Most readers will not want to support the case made in this lucidly written and well-researched book: that the chances for a real peace in the Middle East have actually declined in recent years. Yet, by the concluding chapter of Naseer Aruri's The Obstruction of Peace, it is hard not to be convinced.
Aruri is one of a growing number of moderate, secular Palestinian intellectuals critical of the ongoing peace process between Israel and Palestine Liberation Organization. In this volume, this Arab American political-science professor argues convincingly that the Oslo accords and their aftermath have not been a great breakthrough for the cause of peace, but simply a reformulation of old plans that circumvent and defer Palestinian self-determination and independence.

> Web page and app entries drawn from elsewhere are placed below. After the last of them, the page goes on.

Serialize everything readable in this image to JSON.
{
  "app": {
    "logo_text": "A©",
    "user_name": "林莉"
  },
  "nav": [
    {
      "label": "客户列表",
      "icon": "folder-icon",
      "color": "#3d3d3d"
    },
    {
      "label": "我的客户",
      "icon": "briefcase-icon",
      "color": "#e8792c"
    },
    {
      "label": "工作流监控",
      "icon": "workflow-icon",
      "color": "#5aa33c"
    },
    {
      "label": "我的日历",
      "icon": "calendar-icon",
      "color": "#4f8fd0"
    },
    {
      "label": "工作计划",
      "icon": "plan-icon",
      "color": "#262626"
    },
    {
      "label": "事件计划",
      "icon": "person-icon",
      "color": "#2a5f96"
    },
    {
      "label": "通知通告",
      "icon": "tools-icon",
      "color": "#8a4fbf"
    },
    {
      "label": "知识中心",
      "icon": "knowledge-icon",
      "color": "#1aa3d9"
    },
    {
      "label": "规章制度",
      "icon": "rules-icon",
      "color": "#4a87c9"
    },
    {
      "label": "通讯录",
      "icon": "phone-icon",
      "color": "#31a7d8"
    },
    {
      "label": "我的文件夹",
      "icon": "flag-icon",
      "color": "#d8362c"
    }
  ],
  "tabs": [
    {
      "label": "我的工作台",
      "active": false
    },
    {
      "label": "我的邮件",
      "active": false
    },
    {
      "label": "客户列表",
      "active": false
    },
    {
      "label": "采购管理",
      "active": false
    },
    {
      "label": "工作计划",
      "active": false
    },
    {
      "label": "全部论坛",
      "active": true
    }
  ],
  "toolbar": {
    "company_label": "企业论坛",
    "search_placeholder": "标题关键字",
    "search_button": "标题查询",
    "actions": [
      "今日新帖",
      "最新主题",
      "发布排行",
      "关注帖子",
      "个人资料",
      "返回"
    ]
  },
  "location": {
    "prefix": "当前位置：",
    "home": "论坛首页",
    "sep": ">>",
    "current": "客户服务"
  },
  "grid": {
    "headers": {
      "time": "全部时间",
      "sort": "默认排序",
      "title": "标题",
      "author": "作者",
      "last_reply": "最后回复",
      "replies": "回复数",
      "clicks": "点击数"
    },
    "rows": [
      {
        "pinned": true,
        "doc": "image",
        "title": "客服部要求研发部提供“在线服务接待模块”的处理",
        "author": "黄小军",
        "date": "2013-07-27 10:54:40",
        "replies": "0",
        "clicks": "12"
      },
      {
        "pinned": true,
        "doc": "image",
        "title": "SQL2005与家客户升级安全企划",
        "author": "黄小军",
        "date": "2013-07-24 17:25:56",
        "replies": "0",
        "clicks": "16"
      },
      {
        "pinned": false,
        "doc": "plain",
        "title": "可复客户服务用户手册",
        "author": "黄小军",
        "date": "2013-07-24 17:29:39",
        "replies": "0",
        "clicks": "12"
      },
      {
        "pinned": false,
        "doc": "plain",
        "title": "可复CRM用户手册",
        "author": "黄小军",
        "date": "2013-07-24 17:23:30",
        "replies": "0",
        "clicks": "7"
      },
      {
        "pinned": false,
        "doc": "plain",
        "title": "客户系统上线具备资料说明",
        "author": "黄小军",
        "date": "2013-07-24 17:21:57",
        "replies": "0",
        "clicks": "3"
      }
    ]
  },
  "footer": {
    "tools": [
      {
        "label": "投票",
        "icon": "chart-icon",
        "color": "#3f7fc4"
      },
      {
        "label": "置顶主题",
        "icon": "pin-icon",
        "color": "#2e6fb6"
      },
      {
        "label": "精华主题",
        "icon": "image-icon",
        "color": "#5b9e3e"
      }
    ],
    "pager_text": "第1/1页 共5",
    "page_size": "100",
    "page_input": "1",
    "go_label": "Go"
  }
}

One of the book's great strengths is that it places the peace process within the context of recent U.S. foreign policy towards Israel/Palestine and the region as a whole. Indeed, this study represents perhaps the best radical critique of U.S. Middle East policy since Noam Chomsky's Fateful Triangle in 1983.
By placing recent developments in the peace process within the context of the changed power relationships in the Arab world since the Gulf War and the related rise in the hegemonic role of the United States, Aruri makes a convincing case that what is taking place is not a real peace, but a Pax Americana. Indeed, what makes this book must reading for anyone concerned with U.S. policy towards the Middle East is his devastating critique of how the United States is sabotaging any real hope for peace by its policy of throwing its enormous weight behind the narrowest Israeli interpretations of the Oslo accords, sabotaging the enforcement of U.N. Security Council resolutions and effectively giving Israel a blank check for its ongoing violations of international law.
Aruri accurately notes that since the 1967 War, the United States has insisted upon "playing the role of chief arbiter, if not sole peacemaker, when in fact it has been co-belligerent" by opposing the international consensus for ending Israel's occupation of its Arab neighbors and the establishment of a Palestinian state alongside Israel.
Aruri reviews the Arab Middle East in the context of U.S. Cold War doctrine, yet argues that the underlying goals of American policy in the region are essentially unchanged with the fall of the Soviet Union: preventing the rise of any regional forces that would challenge the perceived political and economic interests of the United States. An integral part of this process has been the U.S. insistence on marginalizing the Palestinians from the political equation and blocking the establishment of any Palestinian political force that could not be controlled by a U.S. ally such as Israel or Jordan.
While quite cognizant of the strong influence of pro-Israeli pressure groups, particularly in Congress (indeed, he devotes a whole chapter to this topic), Aruri recognizes a more salient explanation for U.S. policy in the region: the strategic imperative of a heavily militarized Israel and corporate support for the arms trade and a favorable business climate.
Of special note is Aruri's persuasive challenge to the myth that the Bush administration, or any other administration, has ever actually put pressure on the Israeli government for serious compromise. Similarly, he does a convincing job of downplaying the differences between the Bush and Clinton administrations towards Israel.
This book, however, is not without problems. Aruri is at times a bit strident in his tone. He cuts a few corners and makes some rather sweeping generalizations which would likely put off those who do not already subscribe to his leftist critique of U.S. foreign policy. At the same time, he avoids the pitfalls of many Arab writers by refusing to vilify Israel outside of its context as an American ally. In addition, instead of bashing Zionism wholesale, he asks what kind of Zionism will prevail: one which is pluralistic and inclusive, or chauvinistic and expansionist? His hoped-for vision is one of enduring coexistence between Arab and Jew, a scenario he believes is increasingly unlikely in light of recent events.
Writing in the spring of 1995, Aruri expresses skepticism that the process towards greater Palestinian autonomy would even proceed as far as it now has, with the Taba Agreement of this past fall. Yet his critique is still essentially valid: Israel is simply reorganizing its occupation, not ending it. With Israel redeploying its troops away from Palestinian population centers while still controlling most of the land and resources, expanding Jewish settlements and the infrastructure supporting them, and solidifying its hold over greater Jerusalem, there is little hope for authentic self-determination for the Palestinian people beyond control over local administrative affairs. Aruri predicts that the end result will be greater violence and repression, in which all sides will ultimately lose. While his worst-case scenario may be overly pessimistic, it is looking increasingly more realistic than the best-case scenarios espoused by most pundits in the American media.